    override fun onCreate(savedInstanceState: Bundle?) {
        super.onCreate(savedInstanceState)
        setContentView(R.layout.activity_main)
        val intent = PostDetailActivity.getStartIntent(this@MainActivity, "title", "imageUrl")
        startActivity(intent)
    }
    
}

But, here is a catch. If we add some more extras to our PostDetailActivity, then you must have to pass the newly added value from the activity that is calling the PostDetailActivity. For example, of we add the below extras in the PostDetailActivity:

class PostDetailActivity : AppCompatActivity() {

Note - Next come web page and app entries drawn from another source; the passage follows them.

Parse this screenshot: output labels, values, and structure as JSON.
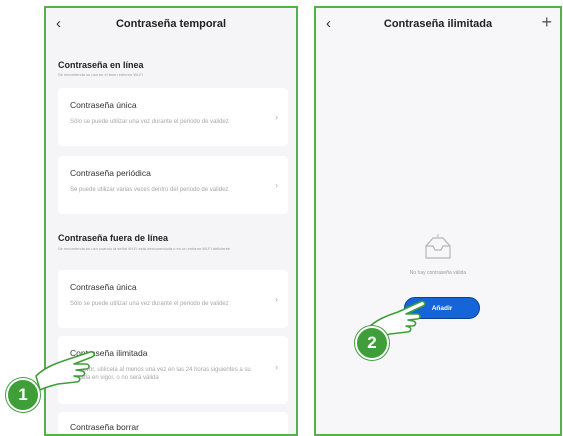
{
  "left_screen": {
    "title": "Contraseña temporal",
    "online_section": {
      "title": "Contraseña en línea",
      "desc": "Se recomienda su uso en el buen entorno Wi-Fi"
    },
    "online_cards": [
      {
        "title": "Contraseña única",
        "desc": "Sólo se puede utilizar una vez durante el periodo de validez"
      },
      {
        "title": "Contraseña periódica",
        "desc": "Se puede utilizar varias veces dentro del periodo de validez"
      }
    ],
    "offline_section": {
      "title": "Contraseña fuera de línea",
      "desc": "Se recomienda su uso cuando la señal Wi-Fi está desconectada o en un entorno Wi-Fi deficiente"
    },
    "offline_cards": [
      {
        "title": "Contraseña única",
        "desc": "Sólo se puede utilizar una vez durante el periodo de validez"
      },
      {
        "title": "Contraseña ilimitada",
        "desc": "Por favor, utilícela al menos una vez en las 24 horas siguientes a su entrada en vigor, o no será válida"
      },
      {
        "title": "Contraseña borrar"
      }
    ]
  },
  "right_screen": {
    "title": "Contraseña ilimitada",
    "empty_text": "No hay contraseña válida",
    "add_button": "Añadir"
  },
  "callouts": {
    "step1": "1",
    "step2": "2"
  },
  "colors": {
    "frame": "#55b04a",
    "badge": "#3f9e3a",
    "button": "#1565d8"
  }
}
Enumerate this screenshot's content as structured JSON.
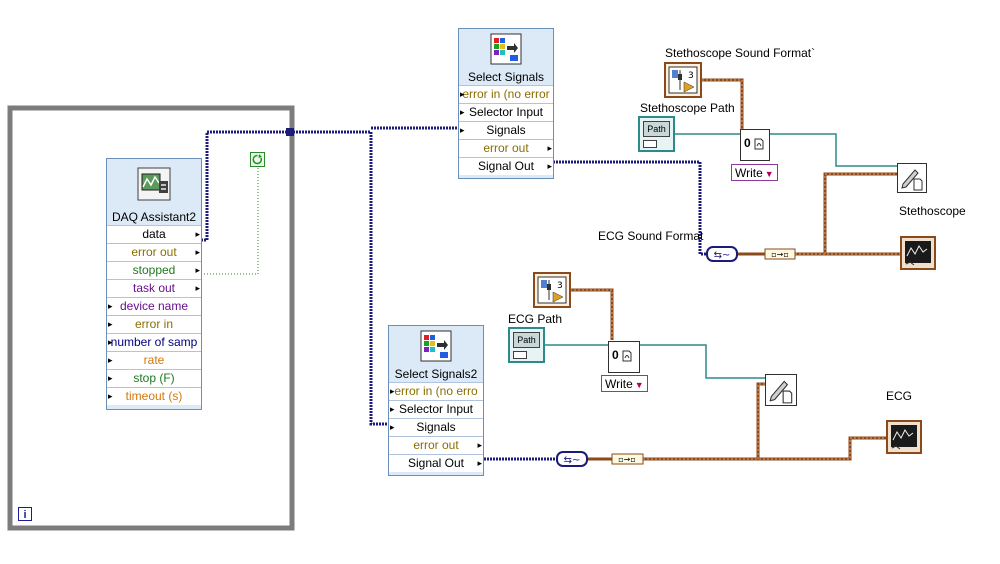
{
  "loop": {
    "iteration_label": "i"
  },
  "daq": {
    "title": "DAQ Assistant2",
    "terminals": [
      "data",
      "error out",
      "stopped",
      "task out",
      "device name",
      "error in",
      "number of samp",
      "rate",
      "stop (F)",
      "timeout (s)"
    ]
  },
  "select1": {
    "title": "Select Signals",
    "terminals": [
      "error in (no error",
      "Selector Input",
      "Signals",
      "error out",
      "Signal Out"
    ]
  },
  "select2": {
    "title": "Select Signals2",
    "terminals": [
      "error in (no erro",
      "Selector Input",
      "Signals",
      "error out",
      "Signal Out"
    ]
  },
  "labels": {
    "steth_sound_format": "Stethoscope Sound Format`",
    "steth_path": "Stethoscope Path",
    "stethoscope": "Stethoscope",
    "ecg_sound_format": "ECG Sound Format",
    "ecg_path": "ECG Path",
    "ecg": "ECG"
  },
  "controls": {
    "path_text": "Path",
    "open_num": "0",
    "write_label_1": "Write",
    "write_label_2": "Write",
    "const_3": "3"
  },
  "colors": {
    "dynamic_wire": "#1b1b7a",
    "path_wire": "#2b8a8a",
    "cluster_wire": "#8a4a1a",
    "boolean_wire": "#2a8a2a",
    "loop_border": "#808080",
    "node_fill": "#dce9f6"
  }
}
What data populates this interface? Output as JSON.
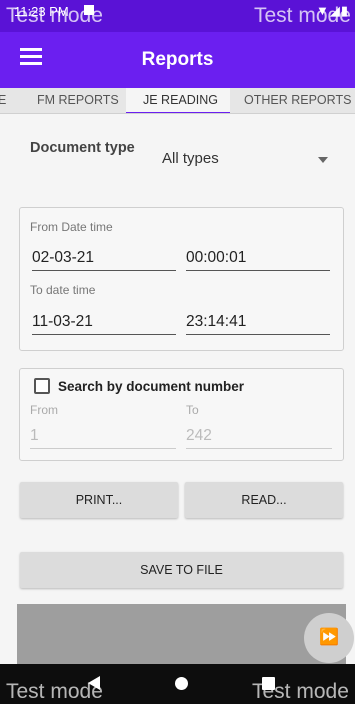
{
  "status": {
    "time": "11:23 PM",
    "icons": "▼◢▮"
  },
  "watermark": {
    "text": "Test mode"
  },
  "appbar": {
    "title": "Reports"
  },
  "tabs": [
    {
      "label": "E"
    },
    {
      "label": "FM REPORTS"
    },
    {
      "label": "JE READING"
    },
    {
      "label": "OTHER REPORTS"
    }
  ],
  "document": {
    "label": "Document type",
    "value": "All types"
  },
  "date_card": {
    "from_label": "From Date time",
    "from_date": "02-03-21",
    "from_time": "00:00:01",
    "to_label": "To date time",
    "to_date": "11-03-21",
    "to_time": "23:14:41"
  },
  "search_card": {
    "checkbox_label": "Search by document number",
    "from_label": "From",
    "from_value": "1",
    "to_label": "To",
    "to_value": "242"
  },
  "buttons": {
    "print": "PRINT...",
    "read": "READ...",
    "save": "SAVE TO FILE"
  },
  "fab": {
    "icon": "⏩"
  },
  "colors": {
    "primary": "#6b1ff0",
    "status": "#5a12d6"
  }
}
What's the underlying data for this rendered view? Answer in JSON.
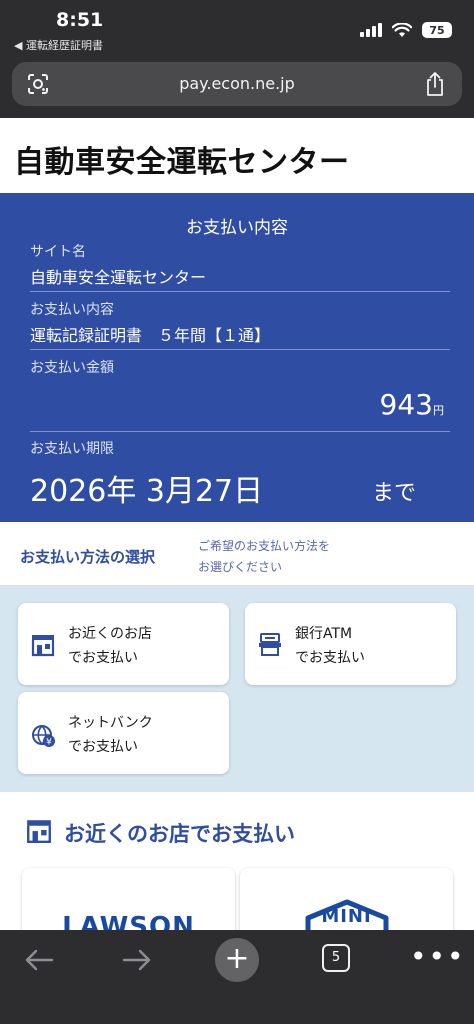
{
  "status_bar": {
    "time": "8:51",
    "back_app": "◀ 運転経歴証明書",
    "battery": "75"
  },
  "browser": {
    "url": "pay.econ.ne.jp",
    "tab_count": "5",
    "new_tab": "+",
    "more": "•••"
  },
  "page": {
    "title": "自動車安全運転センター"
  },
  "summary": {
    "heading": "お支払い内容",
    "site_label": "サイト名",
    "site_value": "自動車安全運転センター",
    "content_label": "お支払い内容",
    "content_value": "運転記録証明書　５年間【１通】",
    "amount_label": "お支払い金額",
    "amount_value": "943",
    "amount_unit": "円",
    "deadline_label": "お支払い期限",
    "deadline_value": "2026年 3月27日",
    "deadline_suffix": "まで"
  },
  "method": {
    "title": "お支払い方法の選択",
    "hint_line1": "ご希望のお支払い方法を",
    "hint_line2": "お選びください",
    "options": [
      {
        "label": "お近くのお店\nでお支払い",
        "icon": "store-icon"
      },
      {
        "label": "銀行ATM\nでお支払い",
        "icon": "atm-icon"
      },
      {
        "label": "ネットバンク\nでお支払い",
        "icon": "netbank-icon"
      }
    ]
  },
  "stores": {
    "title": "お近くのお店でお支払い",
    "items": [
      {
        "name": "LAWSON"
      },
      {
        "name": "MINI"
      }
    ]
  },
  "colors": {
    "brand_blue": "#2f4da2",
    "options_bg": "#d6e6f1",
    "browser_chrome": "#2d2d2f"
  }
}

    companion object {
        //constants
        internal const val EXTRAS_POST_TITLE = "post_title"
        internal const val EXTRAS_POST_IMAGE_URL = "post_image_url"
        internal const val EXTRAS_POST_THUMBNAIL_URL = "post_image_thumbnail_url"

        //starter function
        fun getStartIntent(context: Context, postTitle: String, postImageUrl: String, postImageThumbailUrl: String):Intent {
            val intent = Intent(context, PostDetailActivity::class.java)
            intent.putExtra(EXTRAS_POST_TITLE, postTitle)
            intent.putExtra(EXTRAS_POST_IMAGE_URL, postImageUrl)
            intent.putExtra(EXTRAS_POST_THUMBNAIL_URL, postImageThumbailUrl)
            return intent
        }
    }

    override fun onCreate(savedInstanceState: Bundle?) {
        super.onCreate(savedInstanceState)
        setContentView(R.layout.activity_post_detail)

        val postTitle = intent.getStringExtra(EXTRAS_POST_TITLE)
        val postImageUrl = intent.getStringExtra(EXTRAS_POST_IMAGE_URL)
        val postImageThumbnailUrl = intent.getStringExtra(EXTRAS_POST_THUMBNAIL_URL)

    }
}

Here, we are adding one more field i.e. the thumbnail url.

In this case, if you forgot to pass the thumbnail url from any activity calling the PostDetailActivity, then you will get a compile-time error and you can then add the desired variable or pass the desired variable. Following is the example of the MainActivity:

class MainActivity : AppCompatActivity() {

    override fun onCreate(savedInstanceState: Bundle?) {
        super.onCreate(savedInstanceState)
        setContentView(R.layout.activity_main)
        val intent = PostDetailActivity.getStartIntent(this@MainActivity, "title", "imageUrl", "imageThumbnailUrl")
        startActivity(intent)
    }

}

By using the Starter Pattern, you will never encounter these run time errors that we have discussed in the blog.

Conclusion

In order to write good code in Android and to stand out of the queue, you should start using the Starter Pattern. The Starter Pattern is used to write the code in such a way that we start the variables in the same Activity using that variable. This will reduce the runtime errors and also help in detecting the errors if any while developing a group project.

You can watch the video of the same on our Youtube Channel.

Keep Learning :)

Team MindOrks!